* [Requirement]
Write out the lines below once more, exactly as they appear. Do not include pictures.

* [Data listing]
################

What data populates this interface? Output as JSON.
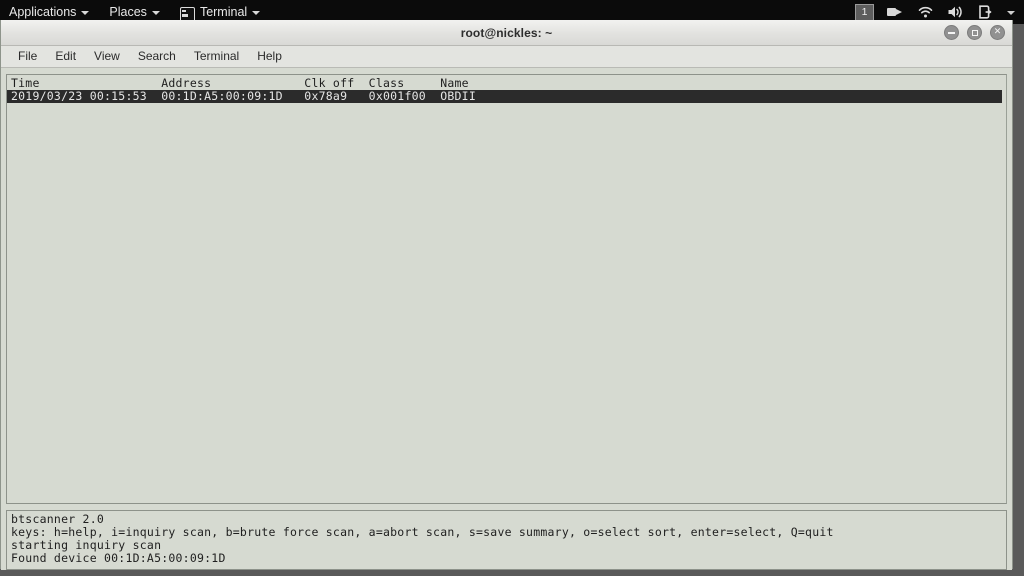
{
  "desktop": {
    "panel": {
      "menus": [
        {
          "label": "Applications",
          "icon": null
        },
        {
          "label": "Places",
          "icon": null
        },
        {
          "label": "Terminal",
          "icon": "terminal-icon"
        }
      ],
      "tray": {
        "workspace": "1",
        "icons": [
          "screen-recorder-icon",
          "wifi-icon",
          "volume-icon",
          "power-icon"
        ],
        "dropdown": "chevron-down-icon"
      }
    },
    "background_color": "#5a5a5a",
    "panel_color": "#0b0b0b"
  },
  "window": {
    "title": "root@nickles: ~",
    "controls": {
      "minimize": "minimize-button",
      "maximize": "maximize-button",
      "close": "close-button"
    },
    "menubar": [
      "File",
      "Edit",
      "View",
      "Search",
      "Terminal",
      "Help"
    ]
  },
  "terminal": {
    "app": "btscanner",
    "list": {
      "header": "Time                 Address             Clk off  Class     Name",
      "columns": [
        "Time",
        "Address",
        "Clk off",
        "Class",
        "Name"
      ],
      "rows": [
        {
          "time": "2019/03/23 00:15:53",
          "address": "00:1D:A5:00:09:1D",
          "clk_off": "0x78a9",
          "class": "0x001f00",
          "name": "OBDII",
          "selected": true,
          "text": "2019/03/23 00:15:53  00:1D:A5:00:09:1D   0x78a9   0x001f00  OBDII"
        }
      ],
      "selection_bg": "#2b2b2b",
      "selection_fg": "#e6e6e6"
    },
    "status": {
      "lines": [
        "btscanner 2.0",
        "keys: h=help, i=inquiry scan, b=brute force scan, a=abort scan, s=save summary, o=select sort, enter=select, Q=quit",
        "starting inquiry scan",
        "Found device 00:1D:A5:00:09:1D"
      ]
    },
    "background_color": "#d6dad1",
    "foreground_color": "#1c1c1c"
  }
}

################

* [Output]
What data populates this interface? Output as JSON.
{
  "desktop": {
    "panel": {
      "menus": [
        {
          "label": "Applications",
          "icon": null
        },
        {
          "label": "Places",
          "icon": null
        },
        {
          "label": "Terminal",
          "icon": "terminal-icon"
        }
      ],
      "tray": {
        "workspace": "1",
        "icons": [
          "screen-recorder-icon",
          "wifi-icon",
          "volume-icon",
          "power-icon"
        ],
        "dropdown": "chevron-down-icon"
      }
    },
    "background_color": "#5a5a5a",
    "panel_color": "#0b0b0b"
  },
  "window": {
    "title": "root@nickles: ~",
    "controls": {
      "minimize": "minimize-button",
      "maximize": "maximize-button",
      "close": "close-button"
    },
    "menubar": [
      "File",
      "Edit",
      "View",
      "Search",
      "Terminal",
      "Help"
    ]
  },
  "terminal": {
    "app": "btscanner",
    "list": {
      "header": "Time                 Address             Clk off  Class     Name",
      "columns": [
        "Time",
        "Address",
        "Clk off",
        "Class",
        "Name"
      ],
      "rows": [
        {
          "time": "2019/03/23 00:15:53",
          "address": "00:1D:A5:00:09:1D",
          "clk_off": "0x78a9",
          "class": "0x001f00",
          "name": "OBDII",
          "selected": true,
          "text": "2019/03/23 00:15:53  00:1D:A5:00:09:1D   0x78a9   0x001f00  OBDII"
        }
      ],
      "selection_bg": "#2b2b2b",
      "selection_fg": "#e6e6e6"
    },
    "status": {
      "lines": [
        "btscanner 2.0",
        "keys: h=help, i=inquiry scan, b=brute force scan, a=abort scan, s=save summary, o=select sort, enter=select, Q=quit",
        "starting inquiry scan",
        "Found device 00:1D:A5:00:09:1D"
      ]
    },
    "background_color": "#d6dad1",
    "foreground_color": "#1c1c1c"
  }
}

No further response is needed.